Sunday, July 12, 2009

My brother Al and his family.

This is my brother Al's family: His wife of 24 years, Kathy, and his three sons, Scott, at whose wedding this picture was taken, Kevin (all the way to the right) and Colin (on the left).

Al and I have a complicated relationship that I would describe as a work in progress: We struggle frequently to find common ground: He's Pepsi, and I'm Coke. He's the White Sox, I'm the Cubs. He's a Republican, I'm a Democrat. These are just some of the ways in which we differ, and boy, it'd be nice to have some easy stuff on which to build, though I think that our upbringing and personalities have seen to it that our relationship would never be easy.

At the core, however, we love each other, and we both believe the effort we put forth in our relationship is very much worthwhile. And, although we don't often understand one another's point of view, we like each other. So there's our common ground: Love. We are just working on the details . . .

Al and Kathy have built a strong marriage, and have raised three beautiful, loving sons. These young men are fun to be around; I enjoy them so much. And they are so kind. Al and Kathy can feel justly proud that they are sending out into the world three genuinely nice human beings who will bring joy to others.

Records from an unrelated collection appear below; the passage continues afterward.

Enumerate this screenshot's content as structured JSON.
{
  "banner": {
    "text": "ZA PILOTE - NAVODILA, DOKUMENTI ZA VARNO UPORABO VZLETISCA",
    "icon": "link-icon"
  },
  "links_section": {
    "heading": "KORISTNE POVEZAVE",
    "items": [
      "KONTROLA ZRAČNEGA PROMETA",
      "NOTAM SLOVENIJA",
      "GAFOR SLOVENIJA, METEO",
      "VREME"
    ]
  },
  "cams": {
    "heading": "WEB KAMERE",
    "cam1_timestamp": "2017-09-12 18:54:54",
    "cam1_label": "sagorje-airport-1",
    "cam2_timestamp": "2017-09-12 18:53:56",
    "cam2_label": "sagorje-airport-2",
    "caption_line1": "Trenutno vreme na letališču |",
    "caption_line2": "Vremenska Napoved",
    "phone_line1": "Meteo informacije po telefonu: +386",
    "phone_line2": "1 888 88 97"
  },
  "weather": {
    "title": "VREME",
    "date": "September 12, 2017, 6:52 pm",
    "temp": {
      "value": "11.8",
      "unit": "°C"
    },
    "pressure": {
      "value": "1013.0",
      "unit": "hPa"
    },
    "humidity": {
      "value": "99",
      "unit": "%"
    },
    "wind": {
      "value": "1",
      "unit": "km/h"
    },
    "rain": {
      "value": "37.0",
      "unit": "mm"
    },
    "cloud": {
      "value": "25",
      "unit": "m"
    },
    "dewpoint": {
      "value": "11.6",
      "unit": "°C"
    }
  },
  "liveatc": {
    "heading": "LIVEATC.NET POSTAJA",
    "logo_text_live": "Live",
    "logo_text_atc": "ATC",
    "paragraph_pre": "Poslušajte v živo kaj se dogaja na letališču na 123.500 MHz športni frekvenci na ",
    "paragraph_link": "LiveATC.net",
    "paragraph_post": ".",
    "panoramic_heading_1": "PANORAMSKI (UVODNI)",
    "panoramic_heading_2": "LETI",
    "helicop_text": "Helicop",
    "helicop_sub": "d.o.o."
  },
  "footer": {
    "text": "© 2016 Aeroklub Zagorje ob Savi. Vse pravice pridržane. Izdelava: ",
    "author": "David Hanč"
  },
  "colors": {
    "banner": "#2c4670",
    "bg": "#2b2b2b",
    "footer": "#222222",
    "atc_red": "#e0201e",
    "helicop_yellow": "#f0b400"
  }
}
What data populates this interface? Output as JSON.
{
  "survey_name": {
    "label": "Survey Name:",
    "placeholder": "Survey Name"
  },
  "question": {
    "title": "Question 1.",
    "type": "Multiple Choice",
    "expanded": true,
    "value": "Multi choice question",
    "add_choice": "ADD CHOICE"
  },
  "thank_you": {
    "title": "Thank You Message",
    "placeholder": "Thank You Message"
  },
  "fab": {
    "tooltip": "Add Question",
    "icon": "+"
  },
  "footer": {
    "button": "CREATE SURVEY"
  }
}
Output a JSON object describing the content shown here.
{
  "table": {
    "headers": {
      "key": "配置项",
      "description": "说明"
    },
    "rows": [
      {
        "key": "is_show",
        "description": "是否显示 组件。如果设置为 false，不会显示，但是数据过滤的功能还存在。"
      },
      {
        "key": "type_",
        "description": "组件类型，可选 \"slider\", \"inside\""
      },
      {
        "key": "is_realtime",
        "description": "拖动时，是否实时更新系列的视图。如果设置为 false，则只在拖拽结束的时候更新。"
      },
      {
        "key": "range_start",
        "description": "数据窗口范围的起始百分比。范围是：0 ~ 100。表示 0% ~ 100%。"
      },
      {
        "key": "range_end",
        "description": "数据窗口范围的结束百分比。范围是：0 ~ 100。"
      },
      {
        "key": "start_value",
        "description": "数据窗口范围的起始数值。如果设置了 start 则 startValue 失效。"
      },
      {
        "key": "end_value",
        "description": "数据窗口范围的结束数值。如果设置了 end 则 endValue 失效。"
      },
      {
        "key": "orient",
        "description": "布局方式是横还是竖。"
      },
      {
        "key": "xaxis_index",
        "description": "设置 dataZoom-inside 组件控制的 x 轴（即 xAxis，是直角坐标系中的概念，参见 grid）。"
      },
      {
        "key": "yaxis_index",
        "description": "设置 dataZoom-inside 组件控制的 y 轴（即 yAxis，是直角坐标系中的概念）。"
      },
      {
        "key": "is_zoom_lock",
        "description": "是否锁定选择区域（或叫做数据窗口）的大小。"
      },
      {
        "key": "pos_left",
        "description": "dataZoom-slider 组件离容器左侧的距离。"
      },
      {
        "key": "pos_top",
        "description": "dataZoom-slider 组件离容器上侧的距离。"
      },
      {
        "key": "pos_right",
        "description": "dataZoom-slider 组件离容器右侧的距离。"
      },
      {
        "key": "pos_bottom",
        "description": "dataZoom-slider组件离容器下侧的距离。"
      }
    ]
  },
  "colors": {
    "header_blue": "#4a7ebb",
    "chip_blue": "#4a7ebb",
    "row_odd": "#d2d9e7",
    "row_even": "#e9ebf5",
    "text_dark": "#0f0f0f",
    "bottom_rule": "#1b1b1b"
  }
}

Barb said...

Nice photo of their family. Sometimes it the differences in people's opinions that make life interesting.

Anonymous said...

Sis,you have described our relationship very eloquently.Thank you for the kind words about my family.I hope you know that all my boys have a special place in their hearts for you.
I wish we had more things in common,but the lack of similar interest does not mean that my love towards you is any less.You will always be my big sister.

Angela2932 said...

"Anonymous" above does not appear to be really too anonymous! How nice to see his words along with yours, and I really like how you wrote about this bond, about love and the history of kinship and early memories trumping all the other differences. How could we ever be who we are without our siblings?